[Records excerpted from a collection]
★ ★ ★ ★ ★
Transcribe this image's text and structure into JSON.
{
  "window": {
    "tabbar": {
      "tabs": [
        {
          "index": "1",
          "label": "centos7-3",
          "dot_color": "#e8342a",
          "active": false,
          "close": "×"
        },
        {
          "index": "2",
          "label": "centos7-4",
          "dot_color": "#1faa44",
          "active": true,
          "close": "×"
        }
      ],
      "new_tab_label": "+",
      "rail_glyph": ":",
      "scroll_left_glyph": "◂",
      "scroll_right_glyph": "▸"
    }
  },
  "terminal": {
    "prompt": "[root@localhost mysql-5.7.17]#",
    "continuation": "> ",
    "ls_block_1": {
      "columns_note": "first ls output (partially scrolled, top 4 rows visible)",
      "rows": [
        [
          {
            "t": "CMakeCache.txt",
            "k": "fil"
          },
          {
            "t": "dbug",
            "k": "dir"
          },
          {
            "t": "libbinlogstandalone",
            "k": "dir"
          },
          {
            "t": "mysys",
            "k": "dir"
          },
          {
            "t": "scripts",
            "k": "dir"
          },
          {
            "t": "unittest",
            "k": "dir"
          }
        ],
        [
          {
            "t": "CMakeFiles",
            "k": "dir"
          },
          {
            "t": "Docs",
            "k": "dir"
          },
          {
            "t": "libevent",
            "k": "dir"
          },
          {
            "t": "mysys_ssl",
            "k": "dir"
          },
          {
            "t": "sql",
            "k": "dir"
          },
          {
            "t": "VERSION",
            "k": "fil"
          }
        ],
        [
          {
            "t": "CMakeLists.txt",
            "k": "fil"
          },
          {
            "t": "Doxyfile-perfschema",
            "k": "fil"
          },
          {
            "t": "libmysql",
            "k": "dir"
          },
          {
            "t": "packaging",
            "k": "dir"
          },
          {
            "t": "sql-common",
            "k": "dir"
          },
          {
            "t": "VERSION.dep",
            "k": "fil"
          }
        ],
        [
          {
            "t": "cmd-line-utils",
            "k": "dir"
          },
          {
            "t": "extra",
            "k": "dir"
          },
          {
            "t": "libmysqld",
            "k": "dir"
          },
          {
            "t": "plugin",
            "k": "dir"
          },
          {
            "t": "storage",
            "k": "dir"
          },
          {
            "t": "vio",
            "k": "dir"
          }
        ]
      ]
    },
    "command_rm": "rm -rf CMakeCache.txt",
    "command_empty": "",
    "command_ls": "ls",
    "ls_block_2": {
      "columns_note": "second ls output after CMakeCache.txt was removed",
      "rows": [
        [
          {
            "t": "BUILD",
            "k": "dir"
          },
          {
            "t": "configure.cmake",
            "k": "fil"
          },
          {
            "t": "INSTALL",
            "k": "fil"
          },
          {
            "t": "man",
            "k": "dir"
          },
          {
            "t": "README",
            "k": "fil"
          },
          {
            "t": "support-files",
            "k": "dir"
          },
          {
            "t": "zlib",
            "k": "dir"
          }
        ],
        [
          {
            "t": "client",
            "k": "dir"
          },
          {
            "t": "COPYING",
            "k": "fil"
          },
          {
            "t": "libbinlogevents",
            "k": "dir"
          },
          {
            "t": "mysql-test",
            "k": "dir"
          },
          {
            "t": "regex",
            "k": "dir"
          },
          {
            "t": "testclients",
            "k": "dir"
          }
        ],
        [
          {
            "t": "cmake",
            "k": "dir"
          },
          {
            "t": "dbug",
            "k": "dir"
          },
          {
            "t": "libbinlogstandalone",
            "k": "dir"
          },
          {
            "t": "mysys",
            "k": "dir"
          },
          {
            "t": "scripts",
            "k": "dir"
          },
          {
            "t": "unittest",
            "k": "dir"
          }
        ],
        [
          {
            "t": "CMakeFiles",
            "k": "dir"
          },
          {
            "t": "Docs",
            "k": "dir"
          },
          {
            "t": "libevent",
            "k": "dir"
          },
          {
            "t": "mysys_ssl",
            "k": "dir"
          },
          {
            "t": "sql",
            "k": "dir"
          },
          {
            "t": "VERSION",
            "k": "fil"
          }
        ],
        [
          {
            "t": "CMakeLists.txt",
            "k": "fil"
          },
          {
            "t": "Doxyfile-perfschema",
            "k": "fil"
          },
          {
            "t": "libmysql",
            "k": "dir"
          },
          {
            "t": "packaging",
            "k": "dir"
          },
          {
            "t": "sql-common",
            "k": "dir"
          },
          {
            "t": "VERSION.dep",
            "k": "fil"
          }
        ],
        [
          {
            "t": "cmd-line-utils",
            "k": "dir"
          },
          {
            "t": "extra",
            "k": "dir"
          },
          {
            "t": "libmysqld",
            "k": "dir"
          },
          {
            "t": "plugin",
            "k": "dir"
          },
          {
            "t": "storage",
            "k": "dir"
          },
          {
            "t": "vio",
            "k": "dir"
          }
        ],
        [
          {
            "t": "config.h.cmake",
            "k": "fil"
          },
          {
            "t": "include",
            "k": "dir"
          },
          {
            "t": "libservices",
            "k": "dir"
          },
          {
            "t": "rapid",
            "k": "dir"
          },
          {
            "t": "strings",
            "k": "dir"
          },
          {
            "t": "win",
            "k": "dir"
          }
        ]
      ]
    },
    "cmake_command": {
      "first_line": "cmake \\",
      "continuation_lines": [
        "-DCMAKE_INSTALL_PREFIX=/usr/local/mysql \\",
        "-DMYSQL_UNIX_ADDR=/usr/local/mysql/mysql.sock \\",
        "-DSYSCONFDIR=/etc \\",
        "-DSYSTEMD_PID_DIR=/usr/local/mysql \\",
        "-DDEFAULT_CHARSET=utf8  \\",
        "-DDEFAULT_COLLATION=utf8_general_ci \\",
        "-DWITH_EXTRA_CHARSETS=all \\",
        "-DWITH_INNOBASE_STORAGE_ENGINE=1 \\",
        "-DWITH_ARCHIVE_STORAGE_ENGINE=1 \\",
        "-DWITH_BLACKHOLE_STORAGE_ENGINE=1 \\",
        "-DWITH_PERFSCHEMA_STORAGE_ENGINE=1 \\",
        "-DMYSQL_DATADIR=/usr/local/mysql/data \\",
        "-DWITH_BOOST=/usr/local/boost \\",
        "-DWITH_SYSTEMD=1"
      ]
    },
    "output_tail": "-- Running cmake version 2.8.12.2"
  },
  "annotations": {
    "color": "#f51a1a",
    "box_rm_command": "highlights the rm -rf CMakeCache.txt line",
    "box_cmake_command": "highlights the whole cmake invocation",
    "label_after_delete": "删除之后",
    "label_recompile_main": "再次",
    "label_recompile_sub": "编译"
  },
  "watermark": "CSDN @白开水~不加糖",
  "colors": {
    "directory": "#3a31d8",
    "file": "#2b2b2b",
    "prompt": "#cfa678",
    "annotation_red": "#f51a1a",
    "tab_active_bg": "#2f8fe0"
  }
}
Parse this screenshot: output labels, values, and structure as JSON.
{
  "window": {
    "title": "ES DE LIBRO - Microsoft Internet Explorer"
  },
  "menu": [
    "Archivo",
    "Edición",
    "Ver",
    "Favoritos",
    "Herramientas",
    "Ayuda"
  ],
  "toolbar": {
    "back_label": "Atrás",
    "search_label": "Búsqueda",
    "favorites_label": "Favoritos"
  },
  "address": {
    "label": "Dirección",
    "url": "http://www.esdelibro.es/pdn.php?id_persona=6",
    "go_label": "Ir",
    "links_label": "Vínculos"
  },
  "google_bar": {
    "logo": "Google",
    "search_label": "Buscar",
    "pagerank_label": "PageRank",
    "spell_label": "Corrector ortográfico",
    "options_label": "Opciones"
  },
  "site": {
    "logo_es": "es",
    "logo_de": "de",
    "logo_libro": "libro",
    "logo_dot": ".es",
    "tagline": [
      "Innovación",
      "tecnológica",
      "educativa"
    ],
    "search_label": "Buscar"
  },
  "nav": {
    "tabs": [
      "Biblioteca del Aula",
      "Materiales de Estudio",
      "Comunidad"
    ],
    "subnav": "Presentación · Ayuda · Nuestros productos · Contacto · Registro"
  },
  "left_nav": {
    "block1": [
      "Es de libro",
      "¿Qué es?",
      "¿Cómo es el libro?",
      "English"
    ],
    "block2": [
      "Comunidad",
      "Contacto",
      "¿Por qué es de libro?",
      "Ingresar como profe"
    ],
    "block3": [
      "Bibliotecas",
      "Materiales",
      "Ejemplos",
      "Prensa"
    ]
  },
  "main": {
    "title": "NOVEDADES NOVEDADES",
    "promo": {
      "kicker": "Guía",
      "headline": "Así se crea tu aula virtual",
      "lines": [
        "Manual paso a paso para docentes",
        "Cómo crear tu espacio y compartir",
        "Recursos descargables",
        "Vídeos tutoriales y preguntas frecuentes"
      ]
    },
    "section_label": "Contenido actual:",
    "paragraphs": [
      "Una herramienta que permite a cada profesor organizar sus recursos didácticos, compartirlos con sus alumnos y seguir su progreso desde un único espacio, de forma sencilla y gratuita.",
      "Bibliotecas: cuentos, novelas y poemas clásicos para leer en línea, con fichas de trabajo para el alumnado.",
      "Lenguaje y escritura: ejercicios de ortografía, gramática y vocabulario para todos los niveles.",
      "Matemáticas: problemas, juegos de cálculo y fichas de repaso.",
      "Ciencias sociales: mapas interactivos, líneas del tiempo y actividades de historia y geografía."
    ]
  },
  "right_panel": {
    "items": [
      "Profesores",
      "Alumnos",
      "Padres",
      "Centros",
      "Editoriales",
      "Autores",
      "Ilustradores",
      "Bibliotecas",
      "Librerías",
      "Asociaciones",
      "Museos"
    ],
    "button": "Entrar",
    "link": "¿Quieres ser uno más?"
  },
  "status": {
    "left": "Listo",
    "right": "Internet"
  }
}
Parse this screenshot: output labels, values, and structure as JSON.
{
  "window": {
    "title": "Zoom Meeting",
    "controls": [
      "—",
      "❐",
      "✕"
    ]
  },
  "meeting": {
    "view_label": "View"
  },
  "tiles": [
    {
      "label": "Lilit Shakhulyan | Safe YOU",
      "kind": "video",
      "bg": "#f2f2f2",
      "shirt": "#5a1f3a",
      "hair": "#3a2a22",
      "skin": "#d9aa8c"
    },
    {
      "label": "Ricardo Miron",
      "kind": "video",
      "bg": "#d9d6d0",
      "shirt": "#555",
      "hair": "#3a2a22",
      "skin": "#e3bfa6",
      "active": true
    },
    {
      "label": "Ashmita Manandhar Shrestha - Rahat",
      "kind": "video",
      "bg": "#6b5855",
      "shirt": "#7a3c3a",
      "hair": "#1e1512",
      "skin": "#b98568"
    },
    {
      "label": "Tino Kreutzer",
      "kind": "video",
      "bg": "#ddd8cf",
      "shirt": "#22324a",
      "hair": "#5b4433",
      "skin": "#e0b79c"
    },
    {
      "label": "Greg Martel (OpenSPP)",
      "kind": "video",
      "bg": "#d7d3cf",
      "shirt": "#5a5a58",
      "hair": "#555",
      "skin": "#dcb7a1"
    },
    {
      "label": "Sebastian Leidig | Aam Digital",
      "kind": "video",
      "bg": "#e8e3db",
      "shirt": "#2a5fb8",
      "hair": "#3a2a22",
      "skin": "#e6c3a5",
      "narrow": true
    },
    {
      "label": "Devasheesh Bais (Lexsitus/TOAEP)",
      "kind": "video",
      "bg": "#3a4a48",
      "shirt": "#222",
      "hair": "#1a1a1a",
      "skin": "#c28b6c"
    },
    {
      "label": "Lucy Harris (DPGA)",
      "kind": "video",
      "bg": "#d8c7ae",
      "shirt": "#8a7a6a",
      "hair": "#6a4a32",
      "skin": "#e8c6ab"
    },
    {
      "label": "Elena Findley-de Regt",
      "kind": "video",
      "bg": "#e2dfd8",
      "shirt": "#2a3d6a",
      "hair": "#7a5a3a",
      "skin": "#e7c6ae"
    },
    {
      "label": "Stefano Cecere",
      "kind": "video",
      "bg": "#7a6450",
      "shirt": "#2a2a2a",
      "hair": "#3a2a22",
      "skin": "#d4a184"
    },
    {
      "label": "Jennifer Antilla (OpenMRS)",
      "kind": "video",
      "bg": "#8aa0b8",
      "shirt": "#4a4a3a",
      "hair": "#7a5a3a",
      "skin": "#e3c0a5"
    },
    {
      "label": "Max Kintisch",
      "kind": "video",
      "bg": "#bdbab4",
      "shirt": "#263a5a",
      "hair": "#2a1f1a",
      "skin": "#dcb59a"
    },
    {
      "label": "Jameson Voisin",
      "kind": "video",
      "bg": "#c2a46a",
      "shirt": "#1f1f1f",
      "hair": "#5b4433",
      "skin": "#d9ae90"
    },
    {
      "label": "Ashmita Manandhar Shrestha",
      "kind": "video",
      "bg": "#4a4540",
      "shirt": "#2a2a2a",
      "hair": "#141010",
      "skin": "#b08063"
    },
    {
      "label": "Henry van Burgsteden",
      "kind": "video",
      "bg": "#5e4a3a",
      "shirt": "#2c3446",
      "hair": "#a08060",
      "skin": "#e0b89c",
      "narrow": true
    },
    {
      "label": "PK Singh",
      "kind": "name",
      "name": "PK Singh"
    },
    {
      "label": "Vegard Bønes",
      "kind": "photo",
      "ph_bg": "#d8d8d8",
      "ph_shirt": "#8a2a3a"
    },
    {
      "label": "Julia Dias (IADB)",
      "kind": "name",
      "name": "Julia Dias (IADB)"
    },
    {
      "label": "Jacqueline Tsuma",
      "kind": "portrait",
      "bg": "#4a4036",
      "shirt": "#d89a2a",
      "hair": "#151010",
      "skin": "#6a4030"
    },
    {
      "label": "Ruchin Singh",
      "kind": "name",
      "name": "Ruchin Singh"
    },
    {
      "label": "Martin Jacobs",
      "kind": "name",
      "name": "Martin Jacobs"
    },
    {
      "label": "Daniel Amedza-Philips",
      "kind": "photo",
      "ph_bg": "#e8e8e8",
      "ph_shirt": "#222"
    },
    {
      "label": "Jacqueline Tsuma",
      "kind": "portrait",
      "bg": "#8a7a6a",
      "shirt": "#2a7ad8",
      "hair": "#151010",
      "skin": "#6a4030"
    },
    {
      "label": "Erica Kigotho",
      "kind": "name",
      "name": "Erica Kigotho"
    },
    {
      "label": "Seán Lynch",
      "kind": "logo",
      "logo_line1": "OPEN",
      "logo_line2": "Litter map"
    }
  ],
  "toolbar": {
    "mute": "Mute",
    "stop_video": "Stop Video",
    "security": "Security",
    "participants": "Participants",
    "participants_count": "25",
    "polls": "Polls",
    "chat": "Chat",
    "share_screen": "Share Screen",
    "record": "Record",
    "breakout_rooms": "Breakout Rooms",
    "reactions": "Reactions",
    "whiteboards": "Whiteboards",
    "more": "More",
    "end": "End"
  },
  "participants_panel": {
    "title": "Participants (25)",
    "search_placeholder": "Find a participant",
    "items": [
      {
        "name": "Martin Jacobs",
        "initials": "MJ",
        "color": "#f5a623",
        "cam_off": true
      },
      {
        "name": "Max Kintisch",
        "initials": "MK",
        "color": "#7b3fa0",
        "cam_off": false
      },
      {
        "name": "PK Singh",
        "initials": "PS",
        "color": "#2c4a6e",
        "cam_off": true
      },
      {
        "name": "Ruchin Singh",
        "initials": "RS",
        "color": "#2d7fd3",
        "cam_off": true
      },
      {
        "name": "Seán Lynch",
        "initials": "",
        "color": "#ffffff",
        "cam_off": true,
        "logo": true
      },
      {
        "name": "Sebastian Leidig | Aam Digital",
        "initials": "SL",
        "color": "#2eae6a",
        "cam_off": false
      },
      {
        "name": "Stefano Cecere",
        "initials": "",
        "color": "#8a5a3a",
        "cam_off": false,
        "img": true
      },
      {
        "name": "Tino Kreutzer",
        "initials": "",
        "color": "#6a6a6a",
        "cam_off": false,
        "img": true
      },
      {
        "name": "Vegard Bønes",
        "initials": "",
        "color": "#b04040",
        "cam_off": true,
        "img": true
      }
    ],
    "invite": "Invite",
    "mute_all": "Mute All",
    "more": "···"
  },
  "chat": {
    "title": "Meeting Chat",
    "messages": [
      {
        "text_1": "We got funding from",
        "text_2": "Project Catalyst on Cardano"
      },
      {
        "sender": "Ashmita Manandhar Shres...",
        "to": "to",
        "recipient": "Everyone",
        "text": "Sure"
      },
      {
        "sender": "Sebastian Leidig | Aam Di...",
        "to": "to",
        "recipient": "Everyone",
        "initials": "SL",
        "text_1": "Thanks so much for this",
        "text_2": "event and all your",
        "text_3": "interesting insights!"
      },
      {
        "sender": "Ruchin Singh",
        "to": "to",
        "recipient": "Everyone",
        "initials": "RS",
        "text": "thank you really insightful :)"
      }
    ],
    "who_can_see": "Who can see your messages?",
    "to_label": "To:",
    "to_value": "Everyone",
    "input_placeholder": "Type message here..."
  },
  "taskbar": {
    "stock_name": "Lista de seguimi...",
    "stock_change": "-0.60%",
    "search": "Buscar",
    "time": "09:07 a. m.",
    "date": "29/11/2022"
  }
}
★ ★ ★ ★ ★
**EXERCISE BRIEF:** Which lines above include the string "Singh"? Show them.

**ANSWER TO THIS PROBLEM:**
      "label": "PK Singh",
      "name": "PK Singh"
      "label": "Ruchin Singh",
      "name": "Ruchin Singh"
        "name": "PK Singh",
        "name": "Ruchin Singh",
        "sender": "Ruchin Singh",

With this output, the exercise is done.